_WHAT THE TASK ASKS_:
The required answer is every line of the data containing the word "Wikipedia".

----- EXERCISE MATERIAL -----

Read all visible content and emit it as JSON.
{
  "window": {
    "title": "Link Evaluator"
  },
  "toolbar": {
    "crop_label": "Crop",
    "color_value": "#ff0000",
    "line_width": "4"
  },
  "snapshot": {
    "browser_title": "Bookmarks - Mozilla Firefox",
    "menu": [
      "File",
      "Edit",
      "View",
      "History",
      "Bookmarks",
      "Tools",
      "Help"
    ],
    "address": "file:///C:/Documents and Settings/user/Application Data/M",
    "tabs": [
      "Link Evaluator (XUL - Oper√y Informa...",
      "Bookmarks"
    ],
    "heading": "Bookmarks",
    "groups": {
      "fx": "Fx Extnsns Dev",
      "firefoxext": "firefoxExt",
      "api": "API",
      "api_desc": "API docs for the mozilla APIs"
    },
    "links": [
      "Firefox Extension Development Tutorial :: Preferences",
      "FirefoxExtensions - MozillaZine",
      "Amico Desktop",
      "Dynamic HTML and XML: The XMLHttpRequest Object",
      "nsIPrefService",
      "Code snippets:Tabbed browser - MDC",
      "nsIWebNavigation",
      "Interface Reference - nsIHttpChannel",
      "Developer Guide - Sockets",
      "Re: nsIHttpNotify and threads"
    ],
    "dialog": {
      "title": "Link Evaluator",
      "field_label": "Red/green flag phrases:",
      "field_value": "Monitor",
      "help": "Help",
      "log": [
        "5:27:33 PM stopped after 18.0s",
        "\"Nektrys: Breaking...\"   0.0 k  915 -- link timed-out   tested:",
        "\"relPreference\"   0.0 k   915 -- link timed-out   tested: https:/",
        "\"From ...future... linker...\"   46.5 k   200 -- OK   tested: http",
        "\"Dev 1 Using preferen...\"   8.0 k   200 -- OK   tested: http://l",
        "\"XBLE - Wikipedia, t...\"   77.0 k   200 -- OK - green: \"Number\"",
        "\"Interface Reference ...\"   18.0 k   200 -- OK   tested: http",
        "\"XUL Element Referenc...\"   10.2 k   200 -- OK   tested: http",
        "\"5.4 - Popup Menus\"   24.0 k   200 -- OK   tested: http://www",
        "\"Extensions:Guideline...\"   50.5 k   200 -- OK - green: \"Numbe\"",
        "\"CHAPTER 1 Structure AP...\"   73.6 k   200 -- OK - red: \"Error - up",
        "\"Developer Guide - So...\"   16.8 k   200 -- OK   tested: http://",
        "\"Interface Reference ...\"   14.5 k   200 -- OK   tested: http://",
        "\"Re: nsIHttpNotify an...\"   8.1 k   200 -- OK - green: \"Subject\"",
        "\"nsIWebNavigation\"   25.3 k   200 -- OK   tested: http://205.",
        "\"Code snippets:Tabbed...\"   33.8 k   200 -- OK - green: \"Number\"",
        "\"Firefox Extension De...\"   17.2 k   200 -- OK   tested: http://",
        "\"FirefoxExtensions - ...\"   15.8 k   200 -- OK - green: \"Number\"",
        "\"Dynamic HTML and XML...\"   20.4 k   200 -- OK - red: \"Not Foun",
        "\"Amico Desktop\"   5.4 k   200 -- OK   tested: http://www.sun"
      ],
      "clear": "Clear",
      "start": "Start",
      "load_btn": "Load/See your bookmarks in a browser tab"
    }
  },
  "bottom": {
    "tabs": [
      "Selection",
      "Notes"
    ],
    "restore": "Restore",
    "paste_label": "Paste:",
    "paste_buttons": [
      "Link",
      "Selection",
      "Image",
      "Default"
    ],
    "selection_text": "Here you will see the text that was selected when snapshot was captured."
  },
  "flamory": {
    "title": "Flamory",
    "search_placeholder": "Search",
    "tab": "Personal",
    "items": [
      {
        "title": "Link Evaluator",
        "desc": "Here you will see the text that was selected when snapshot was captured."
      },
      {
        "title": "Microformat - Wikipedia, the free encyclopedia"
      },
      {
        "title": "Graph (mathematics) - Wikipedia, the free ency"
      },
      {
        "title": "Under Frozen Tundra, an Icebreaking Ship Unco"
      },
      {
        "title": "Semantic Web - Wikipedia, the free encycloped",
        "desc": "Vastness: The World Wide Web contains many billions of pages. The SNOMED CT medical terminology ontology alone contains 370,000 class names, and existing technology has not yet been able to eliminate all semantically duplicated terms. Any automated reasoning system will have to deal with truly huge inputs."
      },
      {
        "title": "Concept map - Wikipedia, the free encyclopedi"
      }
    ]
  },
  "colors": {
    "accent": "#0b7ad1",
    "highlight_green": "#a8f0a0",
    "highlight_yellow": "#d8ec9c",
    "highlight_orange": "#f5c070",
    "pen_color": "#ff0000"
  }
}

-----

_TASK OUTPUT_:
        "\"XBLE - Wikipedia, t...\"   77.0 k   200 -- OK - green: \"Number\"",
        "title": "Microformat - Wikipedia, the free encyclopedia"
        "title": "Graph (mathematics) - Wikipedia, the free ency"
        "title": "Semantic Web - Wikipedia, the free encycloped",
        "title": "Concept map - Wikipedia, the free encyclopedi"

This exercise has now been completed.